Or­tho­dox quan­tum me­chan­ics says: nei­ther. It will pop up on one of the two plan­ets if mea­sure­ments force it to re­veal its pres­ence. But un­til that mo­ment, it is just as ready to pop up on Mars as on Venus, at an in­stant's no­tice. If it was hid­ing on Mars, it could not pos­si­bly pop up on Venus on an in­stant's no­tice; the fastest it would be al­lowed to move is at the speed of light. Worse, when the elec­tron does pop up on Mars, it must com­mu­ni­cate that fact in­stan­ta­neously to Venus to pre­vent it­self from also pop­ping up there. That re­quires that quan­tum me­chan­ics in­ter­nally com­mu­ni­cates at speeds faster than the speed of light. That is called the Ein­stein-Podol­ski-Rosen para­dox. A fa­mous the­o­rem by John Bell in 1964 im­plies that na­ture re­ally does com­mu­ni­cate in­stan­ta­neously; it is not just some un­known de­fi­ciency in the the­ory of quan­tum me­chan­ics, chap­ter 8.2.

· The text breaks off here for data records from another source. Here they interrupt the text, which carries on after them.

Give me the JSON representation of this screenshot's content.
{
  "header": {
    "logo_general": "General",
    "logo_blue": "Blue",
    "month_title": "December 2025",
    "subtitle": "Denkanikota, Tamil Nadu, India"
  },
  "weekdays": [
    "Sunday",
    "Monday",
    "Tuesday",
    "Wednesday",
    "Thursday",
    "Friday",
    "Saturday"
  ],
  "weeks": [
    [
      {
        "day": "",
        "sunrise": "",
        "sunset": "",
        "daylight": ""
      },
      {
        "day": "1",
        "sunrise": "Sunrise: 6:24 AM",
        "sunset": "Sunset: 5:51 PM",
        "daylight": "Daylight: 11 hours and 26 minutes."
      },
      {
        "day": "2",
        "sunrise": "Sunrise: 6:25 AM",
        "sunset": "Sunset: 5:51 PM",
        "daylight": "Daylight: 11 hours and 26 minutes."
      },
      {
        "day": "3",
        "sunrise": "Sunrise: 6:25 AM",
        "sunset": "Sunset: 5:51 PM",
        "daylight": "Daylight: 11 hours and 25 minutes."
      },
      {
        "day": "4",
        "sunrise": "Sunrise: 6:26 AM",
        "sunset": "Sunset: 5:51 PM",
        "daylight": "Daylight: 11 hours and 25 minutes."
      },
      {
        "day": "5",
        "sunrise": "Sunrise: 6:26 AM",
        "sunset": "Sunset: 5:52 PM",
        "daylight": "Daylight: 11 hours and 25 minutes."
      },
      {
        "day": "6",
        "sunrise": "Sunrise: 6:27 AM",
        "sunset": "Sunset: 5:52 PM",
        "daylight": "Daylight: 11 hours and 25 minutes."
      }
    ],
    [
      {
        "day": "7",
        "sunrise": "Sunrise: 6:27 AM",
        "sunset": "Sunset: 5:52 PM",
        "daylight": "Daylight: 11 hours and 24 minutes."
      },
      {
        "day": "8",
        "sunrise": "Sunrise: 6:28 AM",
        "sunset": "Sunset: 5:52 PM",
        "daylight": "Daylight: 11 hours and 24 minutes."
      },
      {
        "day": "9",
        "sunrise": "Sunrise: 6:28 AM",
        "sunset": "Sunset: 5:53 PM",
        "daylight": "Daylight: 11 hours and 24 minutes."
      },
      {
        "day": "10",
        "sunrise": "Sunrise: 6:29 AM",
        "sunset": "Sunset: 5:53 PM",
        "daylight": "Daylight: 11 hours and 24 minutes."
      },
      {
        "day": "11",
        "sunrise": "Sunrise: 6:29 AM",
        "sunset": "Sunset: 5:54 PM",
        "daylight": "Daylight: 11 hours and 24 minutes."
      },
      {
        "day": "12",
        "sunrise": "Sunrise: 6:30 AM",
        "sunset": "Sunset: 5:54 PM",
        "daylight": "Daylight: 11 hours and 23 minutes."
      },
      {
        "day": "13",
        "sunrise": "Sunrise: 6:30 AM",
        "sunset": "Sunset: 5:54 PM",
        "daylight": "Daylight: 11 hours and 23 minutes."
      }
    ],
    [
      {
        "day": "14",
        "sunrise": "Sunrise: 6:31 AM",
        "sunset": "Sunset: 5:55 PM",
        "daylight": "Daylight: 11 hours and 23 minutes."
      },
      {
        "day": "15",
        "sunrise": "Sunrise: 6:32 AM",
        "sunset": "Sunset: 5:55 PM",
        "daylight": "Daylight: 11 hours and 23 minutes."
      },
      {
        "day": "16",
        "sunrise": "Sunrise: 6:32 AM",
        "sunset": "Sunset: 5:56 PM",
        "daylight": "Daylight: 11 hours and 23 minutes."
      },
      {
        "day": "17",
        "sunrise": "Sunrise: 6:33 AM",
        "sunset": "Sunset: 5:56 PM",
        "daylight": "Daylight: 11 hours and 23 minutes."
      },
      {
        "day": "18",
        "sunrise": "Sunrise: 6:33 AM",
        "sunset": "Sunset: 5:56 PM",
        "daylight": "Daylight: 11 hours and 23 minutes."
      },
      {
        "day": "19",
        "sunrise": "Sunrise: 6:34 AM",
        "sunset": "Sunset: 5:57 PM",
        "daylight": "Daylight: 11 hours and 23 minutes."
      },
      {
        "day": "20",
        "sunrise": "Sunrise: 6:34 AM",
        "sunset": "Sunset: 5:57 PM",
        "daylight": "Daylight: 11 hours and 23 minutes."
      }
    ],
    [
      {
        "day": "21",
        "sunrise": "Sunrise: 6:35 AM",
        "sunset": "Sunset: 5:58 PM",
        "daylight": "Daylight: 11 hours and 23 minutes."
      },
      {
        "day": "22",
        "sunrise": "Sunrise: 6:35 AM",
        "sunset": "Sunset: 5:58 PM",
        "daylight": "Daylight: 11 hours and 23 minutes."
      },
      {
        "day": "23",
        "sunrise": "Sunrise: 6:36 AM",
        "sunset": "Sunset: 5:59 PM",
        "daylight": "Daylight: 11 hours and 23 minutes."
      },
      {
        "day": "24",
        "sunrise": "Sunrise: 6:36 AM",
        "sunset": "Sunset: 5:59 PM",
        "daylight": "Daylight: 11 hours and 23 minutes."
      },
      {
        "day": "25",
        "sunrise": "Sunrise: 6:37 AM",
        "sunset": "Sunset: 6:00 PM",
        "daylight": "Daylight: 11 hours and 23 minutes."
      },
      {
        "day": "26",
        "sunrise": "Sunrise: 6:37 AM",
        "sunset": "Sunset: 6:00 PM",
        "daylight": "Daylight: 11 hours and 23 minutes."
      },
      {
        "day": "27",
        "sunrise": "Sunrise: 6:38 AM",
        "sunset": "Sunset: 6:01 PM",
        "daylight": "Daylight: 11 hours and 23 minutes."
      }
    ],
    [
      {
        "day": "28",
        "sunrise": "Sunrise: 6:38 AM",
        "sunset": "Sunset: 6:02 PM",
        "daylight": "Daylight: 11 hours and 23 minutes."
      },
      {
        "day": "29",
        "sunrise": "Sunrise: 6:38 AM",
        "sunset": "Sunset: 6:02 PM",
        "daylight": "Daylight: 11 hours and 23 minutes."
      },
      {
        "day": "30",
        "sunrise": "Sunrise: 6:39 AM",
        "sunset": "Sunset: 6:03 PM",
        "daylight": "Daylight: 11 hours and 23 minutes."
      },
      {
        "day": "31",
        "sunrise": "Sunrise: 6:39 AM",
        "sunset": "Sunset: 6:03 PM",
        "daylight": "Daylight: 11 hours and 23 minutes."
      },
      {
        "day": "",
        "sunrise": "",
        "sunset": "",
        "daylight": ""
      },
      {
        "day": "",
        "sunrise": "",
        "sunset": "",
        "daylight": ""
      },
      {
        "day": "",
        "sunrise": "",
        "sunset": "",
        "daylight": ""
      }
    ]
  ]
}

Of course, quan­tum me­chan­ics is largely a mat­ter of in­fer­ence. The wave func­tion can­not be di­rectly ob­served. But that is not as strong an ar­gu­ment against quan­tum me­chan­ics as it may seem. The more you learn about quan­tum me­chan­ics, the more its weird­ness will prob­a­bly be­come in­escapable. Af­ter al­most a cen­tury, quan­tum me­chan­ics is still stand­ing, with no real more rea­son­able com­peti­tors, ones that stay closer to the com­mon sense pic­ture. And the best minds in physics have tried.

From a more prac­ti­cal point of view, you might ob­ject that the Born in­ter­pre­ta­tion cheats: it only ex­plains what the ab­solute value of the wave func­tion is, not what the wave func­tion it­self is. And you would have a very good point there. Ahem. The wave func­tion it­self gives the “quan­tum am­pli­tude” that the par­ti­cle can be found at po­si­tion . No, in­deed that does not help at all. That is just a de­f­i­n­i­tion.

How­ever, for un­known rea­sons na­ture al­ways com­putes with a wave func­tion, never with prob­a­bil­i­ties. The clas­si­cal ex­am­ple is where you shoot elec­trons at ran­dom at a tiny pin­hole in a wall. Open up a sec­ond hole, and you would ex­pect that every point be­hind the wall would re­ceive more elec­trons, with an­other hole open. The prob­a­bil­ity of get­ting the elec­tron from the sec­ond hole should add to the prob­a­bil­ity of get­ting it from the first one. But that is not what hap­pens. Some points may now get no elec­trons at all. The wave func­tion trace pass­ing through the sec­ond hole may ar­rive with the op­po­site sign of the wave func­tion trace pass­ing through the first hole. If that hap­pens, the net wave func­tion be­comes zero, and so its square mag­ni­tude, the prob­a­bil­ity of find­ing an elec­tron, does too. Elec­trons are pre­vented from reach­ing the lo­ca­tion by giv­ing them an ad­di­tional way to get there. It is weird. Then again, there is lit­tle profit in wor­ry­ing about it.

Key Points
Ac­cord­ing to quan­tum me­chan­ics, par­ti­cles do not have pre­cise val­ues of po­si­tion or ve­loc­ity when ex­am­ined closely enough.

What they do have is a “wave func­tion“ that de­pends on po­si­tion.

Larger val­ues of the mag­ni­tude of the wave func­tion, (in­di­cated in this book by darker re­gions,) cor­re­spond to re­gions where the par­ti­cle is more likely to be found if a lo­ca­tion mea­sure­ment is done.

Such a mea­sure­ment changes the wave func­tion; the mea­sure­ment it­self cre­ates the re­duced un­cer­tainty in po­si­tion that ex­ists im­me­di­ately af­ter the mea­sure­ment.

In other words, the wave func­tion is all there is; you can­not iden­tify a hid­den po­si­tion in a given wave func­tion, just cre­ate a new wave func­tion that more pre­cisely lo­cates the par­ti­cle.

The cre­ation of such a more lo­cal­ized wave func­tion dur­ing a po­si­tion mea­sure­ment is gov­erned by laws of chance: the more lo­cal­ized wave func­tion is more likely to end up in re­gions where the ini­tial wave func­tion had a larger mag­ni­tude.

Proper wave func­tions are nor­mal­ized.